Exercise brief
Line by line, copy the material below exactly as given.

Data to process

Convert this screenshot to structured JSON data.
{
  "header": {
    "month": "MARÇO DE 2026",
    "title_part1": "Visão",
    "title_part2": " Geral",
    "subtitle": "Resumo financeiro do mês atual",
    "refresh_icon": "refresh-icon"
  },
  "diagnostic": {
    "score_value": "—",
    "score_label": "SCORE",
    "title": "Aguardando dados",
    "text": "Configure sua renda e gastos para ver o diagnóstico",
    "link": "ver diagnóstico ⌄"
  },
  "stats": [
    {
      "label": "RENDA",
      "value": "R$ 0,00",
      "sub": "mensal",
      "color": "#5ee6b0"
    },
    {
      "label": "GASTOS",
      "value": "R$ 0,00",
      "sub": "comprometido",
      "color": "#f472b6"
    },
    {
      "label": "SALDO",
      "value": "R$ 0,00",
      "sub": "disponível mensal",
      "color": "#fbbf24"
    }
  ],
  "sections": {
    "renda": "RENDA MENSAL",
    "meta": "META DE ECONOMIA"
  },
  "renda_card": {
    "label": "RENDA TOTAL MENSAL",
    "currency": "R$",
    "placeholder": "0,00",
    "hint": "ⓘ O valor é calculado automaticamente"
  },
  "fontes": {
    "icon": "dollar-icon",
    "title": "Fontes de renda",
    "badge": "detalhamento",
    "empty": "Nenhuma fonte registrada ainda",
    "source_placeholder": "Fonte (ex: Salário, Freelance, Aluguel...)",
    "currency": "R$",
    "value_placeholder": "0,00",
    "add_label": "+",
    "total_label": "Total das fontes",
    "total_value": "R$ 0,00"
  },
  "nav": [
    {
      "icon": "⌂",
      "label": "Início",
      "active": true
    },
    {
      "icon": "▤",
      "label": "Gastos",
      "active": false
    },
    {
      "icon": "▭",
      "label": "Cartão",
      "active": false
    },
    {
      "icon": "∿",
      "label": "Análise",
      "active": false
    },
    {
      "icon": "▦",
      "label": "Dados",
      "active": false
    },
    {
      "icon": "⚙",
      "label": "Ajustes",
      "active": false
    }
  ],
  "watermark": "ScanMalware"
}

Task solution
Convert this screenshot to structured JSON data.
{
  "header": {
    "month": "MARÇO DE 2026",
    "title_part1": "Visão",
    "title_part2": " Geral",
    "subtitle": "Resumo financeiro do mês atual",
    "refresh_icon": "refresh-icon"
  },
  "diagnostic": {
    "score_value": "—",
    "score_label": "SCORE",
    "title": "Aguardando dados",
    "text": "Configure sua renda e gastos para ver o diagnóstico",
    "link": "ver diagnóstico ⌄"
  },
  "stats": [
    {
      "label": "RENDA",
      "value": "R$ 0,00",
      "sub": "mensal",
      "color": "#5ee6b0"
    },
    {
      "label": "GASTOS",
      "value": "R$ 0,00",
      "sub": "comprometido",
      "color": "#f472b6"
    },
    {
      "label": "SALDO",
      "value": "R$ 0,00",
      "sub": "disponível mensal",
      "color": "#fbbf24"
    }
  ],
  "sections": {
    "renda": "RENDA MENSAL",
    "meta": "META DE ECONOMIA"
  },
  "renda_card": {
    "label": "RENDA TOTAL MENSAL",
    "currency": "R$",
    "placeholder": "0,00",
    "hint": "ⓘ O valor é calculado automaticamente"
  },
  "fontes": {
    "icon": "dollar-icon",
    "title": "Fontes de renda",
    "badge": "detalhamento",
    "empty": "Nenhuma fonte registrada ainda",
    "source_placeholder": "Fonte (ex: Salário, Freelance, Aluguel...)",
    "currency": "R$",
    "value_placeholder": "0,00",
    "add_label": "+",
    "total_label": "Total das fontes",
    "total_value": "R$ 0,00"
  },
  "nav": [
    {
      "icon": "⌂",
      "label": "Início",
      "active": true
    },
    {
      "icon": "▤",
      "label": "Gastos",
      "active": false
    },
    {
      "icon": "▭",
      "label": "Cartão",
      "active": false
    },
    {
      "icon": "∿",
      "label": "Análise",
      "active": false
    },
    {
      "icon": "▦",
      "label": "Dados",
      "active": false
    },
    {
      "icon": "⚙",
      "label": "Ajustes",
      "active": false
    }
  ],
  "watermark": "ScanMalware"
}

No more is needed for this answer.